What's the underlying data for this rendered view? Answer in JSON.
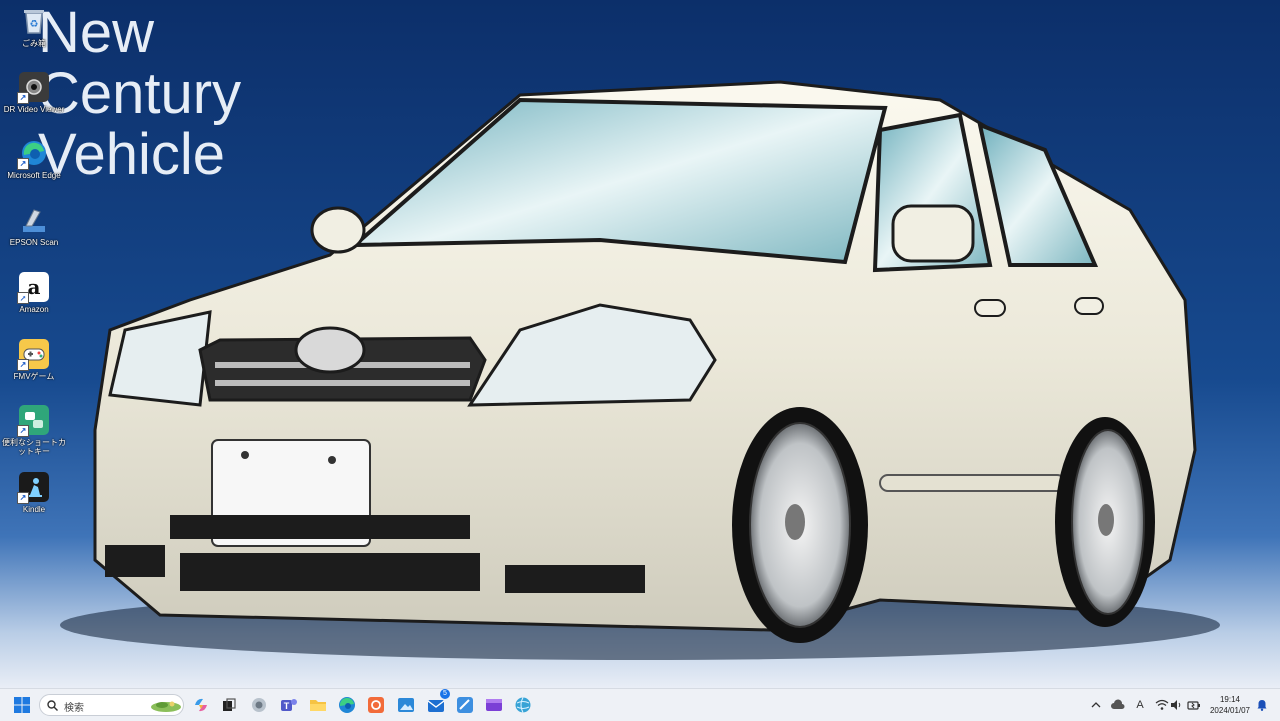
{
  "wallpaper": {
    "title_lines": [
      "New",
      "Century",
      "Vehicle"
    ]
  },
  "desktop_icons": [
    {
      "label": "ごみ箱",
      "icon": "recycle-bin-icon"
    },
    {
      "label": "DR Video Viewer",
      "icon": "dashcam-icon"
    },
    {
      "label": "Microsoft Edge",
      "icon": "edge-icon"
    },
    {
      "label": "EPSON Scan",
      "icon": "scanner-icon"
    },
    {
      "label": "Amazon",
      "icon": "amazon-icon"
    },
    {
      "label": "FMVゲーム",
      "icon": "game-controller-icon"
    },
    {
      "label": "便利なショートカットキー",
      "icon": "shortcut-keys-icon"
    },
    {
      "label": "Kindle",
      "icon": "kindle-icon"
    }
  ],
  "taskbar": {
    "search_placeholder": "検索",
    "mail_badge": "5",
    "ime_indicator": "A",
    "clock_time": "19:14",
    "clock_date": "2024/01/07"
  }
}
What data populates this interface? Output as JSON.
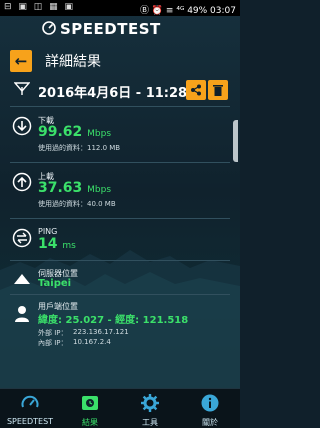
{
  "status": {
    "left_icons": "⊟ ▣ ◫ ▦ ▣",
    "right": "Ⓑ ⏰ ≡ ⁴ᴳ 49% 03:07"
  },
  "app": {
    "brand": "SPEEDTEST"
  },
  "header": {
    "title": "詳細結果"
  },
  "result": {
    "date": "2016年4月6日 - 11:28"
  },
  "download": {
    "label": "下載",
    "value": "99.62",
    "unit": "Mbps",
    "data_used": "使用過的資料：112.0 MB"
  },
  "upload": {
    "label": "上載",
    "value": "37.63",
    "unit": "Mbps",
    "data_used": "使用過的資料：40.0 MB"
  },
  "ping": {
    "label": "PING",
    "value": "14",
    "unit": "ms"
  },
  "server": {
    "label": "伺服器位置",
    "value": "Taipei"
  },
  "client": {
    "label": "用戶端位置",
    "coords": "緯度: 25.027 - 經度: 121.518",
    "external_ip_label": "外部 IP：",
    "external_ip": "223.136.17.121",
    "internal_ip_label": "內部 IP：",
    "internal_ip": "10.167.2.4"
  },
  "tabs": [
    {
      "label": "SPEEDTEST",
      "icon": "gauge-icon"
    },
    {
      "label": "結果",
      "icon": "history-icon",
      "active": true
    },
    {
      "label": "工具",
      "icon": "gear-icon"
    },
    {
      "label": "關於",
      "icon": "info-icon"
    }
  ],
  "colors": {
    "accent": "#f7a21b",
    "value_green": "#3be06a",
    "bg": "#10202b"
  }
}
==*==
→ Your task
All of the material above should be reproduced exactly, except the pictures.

→ Output for this task
What's the underlying data for this rendered view? Answer in JSON.
{
  "wallpaper": {
    "title_lines": [
      "New",
      "Century",
      "Vehicle"
    ]
  },
  "desktop_icons": [
    {
      "label": "ごみ箱",
      "icon": "recycle-bin-icon"
    },
    {
      "label": "DR Video Viewer",
      "icon": "dashcam-icon"
    },
    {
      "label": "Microsoft Edge",
      "icon": "edge-icon"
    },
    {
      "label": "EPSON Scan",
      "icon": "scanner-icon"
    },
    {
      "label": "Amazon",
      "icon": "amazon-icon"
    },
    {
      "label": "FMVゲーム",
      "icon": "game-controller-icon"
    },
    {
      "label": "便利なショートカットキー",
      "icon": "shortcut-keys-icon"
    },
    {
      "label": "Kindle",
      "icon": "kindle-icon"
    }
  ],
  "taskbar": {
    "search_placeholder": "検索",
    "mail_badge": "5",
    "ime_indicator": "A",
    "clock_time": "19:14",
    "clock_date": "2024/01/07"
  }
}
What data populates this interface? Output as JSON.
{
  "status": {
    "left_icons": "⊟ ▣ ◫ ▦ ▣",
    "right": "Ⓑ ⏰ ≡ ⁴ᴳ 49% 03:07"
  },
  "app": {
    "brand": "SPEEDTEST"
  },
  "header": {
    "title": "詳細結果"
  },
  "result": {
    "date": "2016年4月6日 - 11:28"
  },
  "download": {
    "label": "下載",
    "value": "99.62",
    "unit": "Mbps",
    "data_used": "使用過的資料：112.0 MB"
  },
  "upload": {
    "label": "上載",
    "value": "37.63",
    "unit": "Mbps",
    "data_used": "使用過的資料：40.0 MB"
  },
  "ping": {
    "label": "PING",
    "value": "14",
    "unit": "ms"
  },
  "server": {
    "label": "伺服器位置",
    "value": "Taipei"
  },
  "client": {
    "label": "用戶端位置",
    "coords": "緯度: 25.027 - 經度: 121.518",
    "external_ip_label": "外部 IP：",
    "external_ip": "223.136.17.121",
    "internal_ip_label": "內部 IP：",
    "internal_ip": "10.167.2.4"
  },
  "tabs": [
    {
      "label": "SPEEDTEST",
      "icon": "gauge-icon"
    },
    {
      "label": "結果",
      "icon": "history-icon",
      "active": true
    },
    {
      "label": "工具",
      "icon": "gear-icon"
    },
    {
      "label": "關於",
      "icon": "info-icon"
    }
  ],
  "colors": {
    "accent": "#f7a21b",
    "value_green": "#3be06a",
    "bg": "#10202b"
  }
}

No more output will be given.